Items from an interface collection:
- Opening Delimiter -

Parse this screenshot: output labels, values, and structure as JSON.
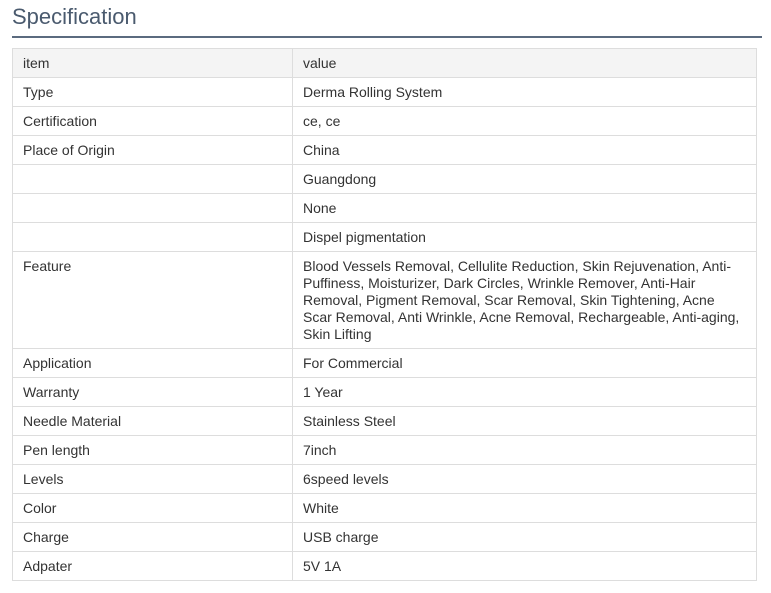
{
  "section": {
    "title": "Specification"
  },
  "table": {
    "header": {
      "item": "item",
      "value": "value"
    },
    "rows": [
      {
        "item": "Type",
        "value": "Derma Rolling System"
      },
      {
        "item": "Certification",
        "value": "ce, ce"
      },
      {
        "item": "Place of Origin",
        "value": "China"
      },
      {
        "item": "",
        "value": "Guangdong"
      },
      {
        "item": "",
        "value": "None"
      },
      {
        "item": "",
        "value": "Dispel pigmentation"
      },
      {
        "item": "Feature",
        "value": "Blood Vessels Removal, Cellulite Reduction, Skin Rejuvenation, Anti-Puffiness, Moisturizer, Dark Circles, Wrinkle Remover, Anti-Hair Removal, Pigment Removal, Scar Removal, Skin Tightening, Acne Scar Removal, Anti Wrinkle, Acne Removal, Rechargeable, Anti-aging, Skin Lifting"
      },
      {
        "item": "Application",
        "value": "For Commercial"
      },
      {
        "item": "Warranty",
        "value": "1 Year"
      },
      {
        "item": "Needle Material",
        "value": "Stainless Steel"
      },
      {
        "item": "Pen length",
        "value": "7inch"
      },
      {
        "item": "Levels",
        "value": "6speed levels"
      },
      {
        "item": "Color",
        "value": "White"
      },
      {
        "item": "Charge",
        "value": "USB charge"
      },
      {
        "item": "Adpater",
        "value": "5V 1A"
      }
    ]
  }
}
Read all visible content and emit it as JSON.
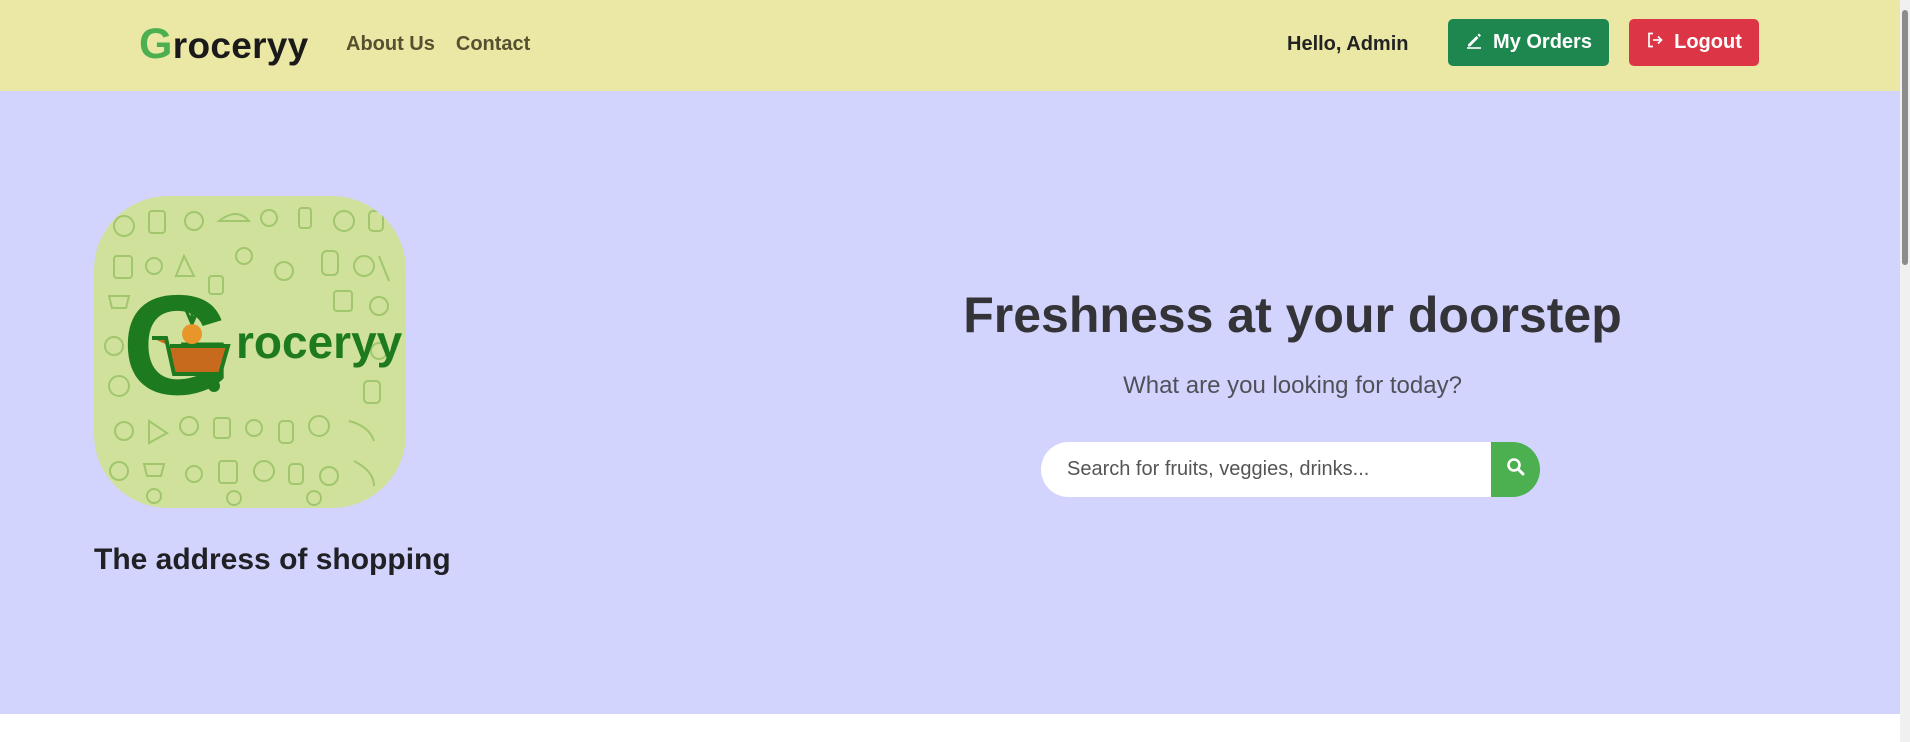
{
  "navbar": {
    "brand_first": "G",
    "brand_rest": "roceryy",
    "links": [
      {
        "label": "About Us"
      },
      {
        "label": "Contact"
      }
    ],
    "greeting": "Hello, Admin",
    "orders_button": {
      "label": "My Orders",
      "icon": "pencil-icon",
      "color": "#1e8750"
    },
    "logout_button": {
      "label": "Logout",
      "icon": "logout-icon",
      "color": "#dc3545"
    },
    "background": "#ebe8a5"
  },
  "hero": {
    "background": "#d2d4fe",
    "logo": {
      "letter": "G",
      "word": "roceryy",
      "tile_color": "#cfe19a",
      "logo_green": "#1e7a1e"
    },
    "tagline": "The address of shopping",
    "title": "Freshness at your doorstep",
    "subtitle": "What are you looking for today?",
    "search": {
      "placeholder": "Search for fruits, veggies, drinks...",
      "value": "",
      "button_icon": "search-icon",
      "button_color": "#4caf50"
    }
  }
}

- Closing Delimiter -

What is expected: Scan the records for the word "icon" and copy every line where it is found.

Output below:
      "icon": "pencil-icon",
      "icon": "logout-icon",
      "button_icon": "search-icon",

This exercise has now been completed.